71. Teach kids to prioritize their assignments by making to-do lists with deadlines.

72. Establish a specific space like the family office as an official “homework station.”

73. Remove distractions like TVs and video game consoles from homework areas.

74. Set a regular alarm each day that signals the start of homework time.

75. Try apps like iHomework 2 or myHomework to help your kids organize assignments.

76. Give kids a short break, such as a short walk, after each assignment they finish.

77. Help your kids develop a filing system for organizing their documents for each class.

78. Model good behavior by doing your own work/projects while your kids do homework.

79. Make a homework caddy that can be used to carry school supplies through the house.

80. Use positive phrasing, such as, “You can go outside after your homework is done,” rather than, “You’re not going outside until this is finished.”

81. Schedule study blocks on the weekends before big tests, midterms and finals.

Stay connected with teachers 

82. Figure out ways to be involved in the classroom this school year.

83. Touch base with teachers early on to troubleshoot any issues your kids may be having. Here are questions you can ask the teacher.

Purge and declutter regularly 

84. Go through the kids’ wardrobes every two to three months to get rid of things that no longer fit.

85. Frame a couple of your child’s best works of art and file or toss the rest (when they’re not looking, of course). 

86. Go through your kids’ schoolwork once a month to toss the things you don’t want.

87. File or scan assignments you want to keep.

Set goals for the school year

88. Have your kids set realistic goals for the new school year, such as reading 30 books or filling a journal.

89. Work out a to-do list of age-appropriate chores for each child and help them set weekly goals for completing them (without being asked).

90. Help your kids prioritize their activities by tying them to their year’s goals.

91. Create a rewards system for when kids meet goals or do extra things around the house.

Schedule time for fun

92. Carve out blocks of fun time for your kids, based on what they enjoy doing most.

93. Establish a set “family time,” whether it’s during dinner or before bed.

94. Give kids a specific day when they can choose all the activities you do together.

Delegate wherever you can

95. Hire a housekeeper to help with cleaning and crossing things off your to-do lists.

96. Consider hiring a dog walker. One less thing to worry about! 

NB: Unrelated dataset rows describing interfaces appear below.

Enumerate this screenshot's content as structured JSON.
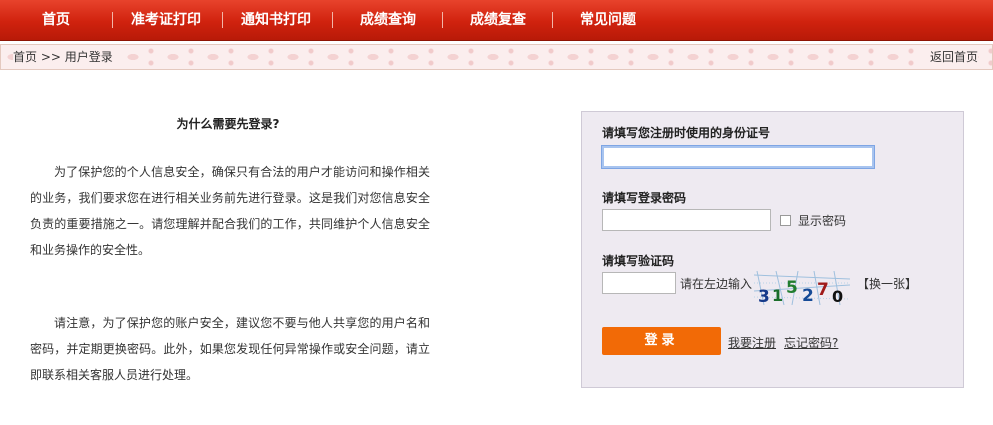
{
  "nav": {
    "items": [
      {
        "label": "首页"
      },
      {
        "label": "准考证打印"
      },
      {
        "label": "通知书打印"
      },
      {
        "label": "成绩查询"
      },
      {
        "label": "成绩复查"
      },
      {
        "label": "常见问题"
      }
    ]
  },
  "breadcrumb": {
    "path": "首页 >> 用户登录",
    "home_link": "返回首页"
  },
  "info": {
    "title": "为什么需要先登录?",
    "para1": "为了保护您的个人信息安全，确保只有合法的用户才能访问和操作相关的业务，我们要求您在进行相关业务前先进行登录。这是我们对您信息安全负责的重要措施之一。请您理解并配合我们的工作，共同维护个人信息安全和业务操作的安全性。",
    "para2": "请注意，为了保护您的账户安全，建议您不要与他人共享您的用户名和密码，并定期更换密码。此外，如果您发现任何异常操作或安全问题，请立即联系相关客服人员进行处理。"
  },
  "login": {
    "id_label": "请填写您注册时使用的身份证号",
    "id_value": "",
    "password_label": "请填写登录密码",
    "password_value": "",
    "show_password_label": "显示密码",
    "captcha_label": "请填写验证码",
    "captcha_value": "",
    "captcha_hint": "请在左边输入",
    "captcha_text": "315270",
    "refresh_captcha": "【换一张】",
    "submit_label": "登录",
    "register_link": "我要注册",
    "forgot_link": "忘记密码?"
  },
  "colors": {
    "nav_red": "#d0220e",
    "button_orange": "#f26a06",
    "panel_bg": "#eeeaf1"
  }
}
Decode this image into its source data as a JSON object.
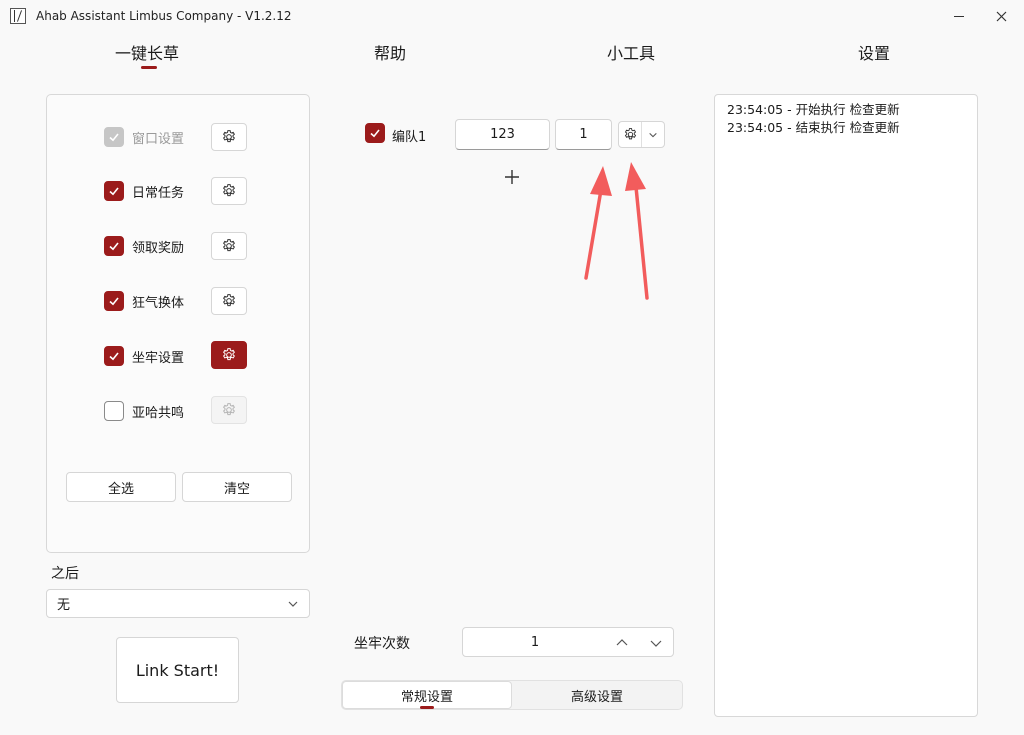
{
  "window": {
    "title": "Ahab Assistant Limbus Company -  V1.2.12",
    "minimize_icon": "minimize-icon",
    "close_icon": "close-icon"
  },
  "nav": {
    "tabs": [
      {
        "label": "一键长草",
        "active": true
      },
      {
        "label": "帮助",
        "active": false
      },
      {
        "label": "小工具",
        "active": false
      },
      {
        "label": "设置",
        "active": false
      }
    ]
  },
  "tasks": {
    "items": [
      {
        "label": "窗口设置",
        "checked": true,
        "disabled": true,
        "gear_state": "normal"
      },
      {
        "label": "日常任务",
        "checked": true,
        "disabled": false,
        "gear_state": "normal"
      },
      {
        "label": "领取奖励",
        "checked": true,
        "disabled": false,
        "gear_state": "normal"
      },
      {
        "label": "狂气换体",
        "checked": true,
        "disabled": false,
        "gear_state": "normal"
      },
      {
        "label": "坐牢设置",
        "checked": true,
        "disabled": false,
        "gear_state": "active"
      },
      {
        "label": "亚哈共鸣",
        "checked": false,
        "disabled": false,
        "gear_state": "disabled"
      }
    ],
    "select_all_label": "全选",
    "clear_label": "清空"
  },
  "after": {
    "label": "之后",
    "selected": "无"
  },
  "start_button_label": "Link Start!",
  "team": {
    "checked": true,
    "label": "编队1",
    "value_a": "123",
    "value_b": "1"
  },
  "prison": {
    "count_label": "坐牢次数",
    "count_value": "1"
  },
  "bottom_tabs": [
    {
      "label": "常规设置",
      "active": true
    },
    {
      "label": "高级设置",
      "active": false
    }
  ],
  "log": {
    "lines": [
      "23:54:05 - 开始执行 检查更新",
      "23:54:05 - 结束执行 检查更新"
    ]
  },
  "colors": {
    "accent": "#9b1b1b",
    "annotation_arrow": "#f25c5c"
  }
}
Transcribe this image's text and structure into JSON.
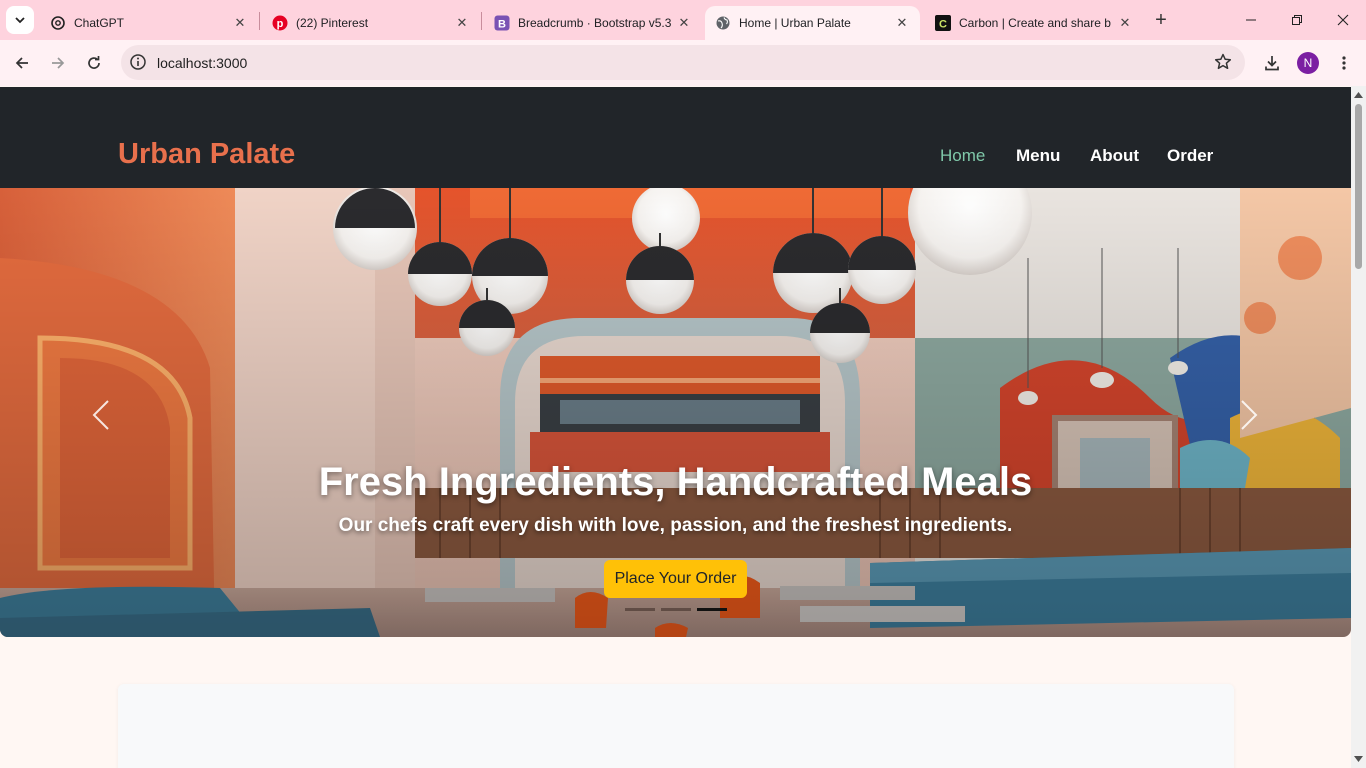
{
  "browser": {
    "tabs": [
      {
        "title": "ChatGPT",
        "favicon": "chatgpt-icon"
      },
      {
        "title": "(22) Pinterest",
        "favicon": "pinterest-icon"
      },
      {
        "title": "Breadcrumb · Bootstrap v5.3",
        "favicon": "bootstrap-icon"
      },
      {
        "title": "Home | Urban Palate",
        "favicon": "globe-icon",
        "active": true
      },
      {
        "title": "Carbon | Create and share b",
        "favicon": "carbon-icon"
      }
    ],
    "url": "localhost:3000",
    "profile_initial": "N",
    "accent": "#fed3de"
  },
  "site": {
    "brand": "Urban Palate",
    "brand_color": "#e8704c",
    "nav": [
      "Home",
      "Menu",
      "About",
      "Order"
    ],
    "active_nav": "Home",
    "hero": {
      "title": "Fresh Ingredients, Handcrafted Meals",
      "subtitle": "Our chefs craft every dish with love, passion, and the freshest ingredients.",
      "cta": "Place Your Order",
      "cta_color": "#ffc107",
      "slide_count": 3,
      "active_slide": 3
    }
  }
}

97. Hire a tutor or homework helper (many even tutor virtually) to help you navigate schoolwork.

98. If you have a regular nanny or sitter who’s open to doing extra work, negotiate a price for them to take on some helpful tasks, like prepping or preparing dinner, cleaning high-traffic areas or doing grocery shopping or running errands.   

Take care yourself

99. Schedule at least one 30-minute block in your calendar each day for self-care.

100. Do something fun to diffuse this stressful time of year for all of you.

101. Take a breath. You are doing this. 

With a good bit of planning — and with you as their calm and collected guide — your kids will be better able to approach the school year feeling prepared, excited and ready to get to work.